# To do
Wherever the word "reset" appears in the entries, copy the whole line.

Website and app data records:
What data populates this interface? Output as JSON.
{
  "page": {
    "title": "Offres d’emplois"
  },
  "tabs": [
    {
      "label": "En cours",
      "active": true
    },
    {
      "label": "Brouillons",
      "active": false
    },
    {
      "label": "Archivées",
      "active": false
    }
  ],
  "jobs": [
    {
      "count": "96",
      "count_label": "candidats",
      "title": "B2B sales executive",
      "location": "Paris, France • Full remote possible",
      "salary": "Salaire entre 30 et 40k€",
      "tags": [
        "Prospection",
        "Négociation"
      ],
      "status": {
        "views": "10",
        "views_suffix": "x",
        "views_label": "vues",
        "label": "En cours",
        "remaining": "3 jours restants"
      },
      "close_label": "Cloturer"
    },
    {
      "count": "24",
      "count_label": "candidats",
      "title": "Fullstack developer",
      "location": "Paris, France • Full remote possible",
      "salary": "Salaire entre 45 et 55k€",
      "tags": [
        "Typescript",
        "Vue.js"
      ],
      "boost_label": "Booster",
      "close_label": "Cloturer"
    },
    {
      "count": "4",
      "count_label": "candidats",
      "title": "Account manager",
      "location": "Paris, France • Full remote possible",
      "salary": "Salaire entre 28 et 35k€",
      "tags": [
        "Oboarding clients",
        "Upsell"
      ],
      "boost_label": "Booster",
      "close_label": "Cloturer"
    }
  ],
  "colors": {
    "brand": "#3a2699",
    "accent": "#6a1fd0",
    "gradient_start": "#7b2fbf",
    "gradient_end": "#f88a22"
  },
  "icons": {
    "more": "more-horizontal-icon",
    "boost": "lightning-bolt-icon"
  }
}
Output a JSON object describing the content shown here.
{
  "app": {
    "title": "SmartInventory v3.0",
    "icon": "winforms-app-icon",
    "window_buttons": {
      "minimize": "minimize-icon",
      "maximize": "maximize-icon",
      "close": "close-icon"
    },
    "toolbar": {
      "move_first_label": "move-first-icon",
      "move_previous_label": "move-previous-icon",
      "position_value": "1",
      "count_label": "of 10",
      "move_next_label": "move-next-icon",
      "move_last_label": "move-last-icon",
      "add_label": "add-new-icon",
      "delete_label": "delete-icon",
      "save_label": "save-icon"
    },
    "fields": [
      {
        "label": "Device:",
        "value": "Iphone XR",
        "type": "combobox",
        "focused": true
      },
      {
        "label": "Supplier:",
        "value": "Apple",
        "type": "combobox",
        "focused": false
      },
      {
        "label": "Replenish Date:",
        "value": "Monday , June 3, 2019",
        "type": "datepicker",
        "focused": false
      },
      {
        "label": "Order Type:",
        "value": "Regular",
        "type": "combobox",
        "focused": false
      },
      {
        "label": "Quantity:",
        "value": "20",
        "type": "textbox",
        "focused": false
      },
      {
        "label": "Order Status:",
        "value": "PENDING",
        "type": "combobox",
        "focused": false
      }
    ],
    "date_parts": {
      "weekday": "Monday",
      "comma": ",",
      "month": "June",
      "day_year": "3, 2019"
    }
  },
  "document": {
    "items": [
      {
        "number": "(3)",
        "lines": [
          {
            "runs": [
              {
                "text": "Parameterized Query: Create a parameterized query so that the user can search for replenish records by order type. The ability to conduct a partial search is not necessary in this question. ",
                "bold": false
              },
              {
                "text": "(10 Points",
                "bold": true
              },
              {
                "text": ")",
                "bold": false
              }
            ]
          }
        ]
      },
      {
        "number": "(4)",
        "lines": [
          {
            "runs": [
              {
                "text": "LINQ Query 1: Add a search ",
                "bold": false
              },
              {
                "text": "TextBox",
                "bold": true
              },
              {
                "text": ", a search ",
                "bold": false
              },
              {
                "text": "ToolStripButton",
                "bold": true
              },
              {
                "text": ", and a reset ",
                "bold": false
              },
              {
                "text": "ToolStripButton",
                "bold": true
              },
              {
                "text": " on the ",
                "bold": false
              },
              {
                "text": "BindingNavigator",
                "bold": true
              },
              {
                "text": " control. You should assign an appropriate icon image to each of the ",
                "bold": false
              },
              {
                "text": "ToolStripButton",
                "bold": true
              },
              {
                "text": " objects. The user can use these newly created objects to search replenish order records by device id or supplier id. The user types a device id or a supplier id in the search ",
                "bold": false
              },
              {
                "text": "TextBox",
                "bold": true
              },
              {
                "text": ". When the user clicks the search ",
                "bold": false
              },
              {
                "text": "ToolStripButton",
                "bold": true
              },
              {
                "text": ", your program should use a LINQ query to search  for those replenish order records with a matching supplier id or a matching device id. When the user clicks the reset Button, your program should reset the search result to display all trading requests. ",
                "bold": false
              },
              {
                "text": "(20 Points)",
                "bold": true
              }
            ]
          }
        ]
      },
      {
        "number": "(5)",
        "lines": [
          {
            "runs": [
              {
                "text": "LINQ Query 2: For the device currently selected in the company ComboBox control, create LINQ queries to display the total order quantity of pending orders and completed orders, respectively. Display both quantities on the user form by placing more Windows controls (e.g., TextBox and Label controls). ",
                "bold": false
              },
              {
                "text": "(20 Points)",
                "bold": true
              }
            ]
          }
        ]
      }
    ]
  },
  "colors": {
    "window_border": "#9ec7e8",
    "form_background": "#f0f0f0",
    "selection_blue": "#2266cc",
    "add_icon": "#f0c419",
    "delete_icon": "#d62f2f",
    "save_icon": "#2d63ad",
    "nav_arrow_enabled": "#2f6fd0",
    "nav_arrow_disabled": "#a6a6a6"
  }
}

# Task result
                "text": ", and a reset ",
                "text": ", your program should use a LINQ query to search  for those replenish order records with a matching supplier id or a matching device id. When the user clicks the reset Button, your program should reset the search result to display all trading requests. ",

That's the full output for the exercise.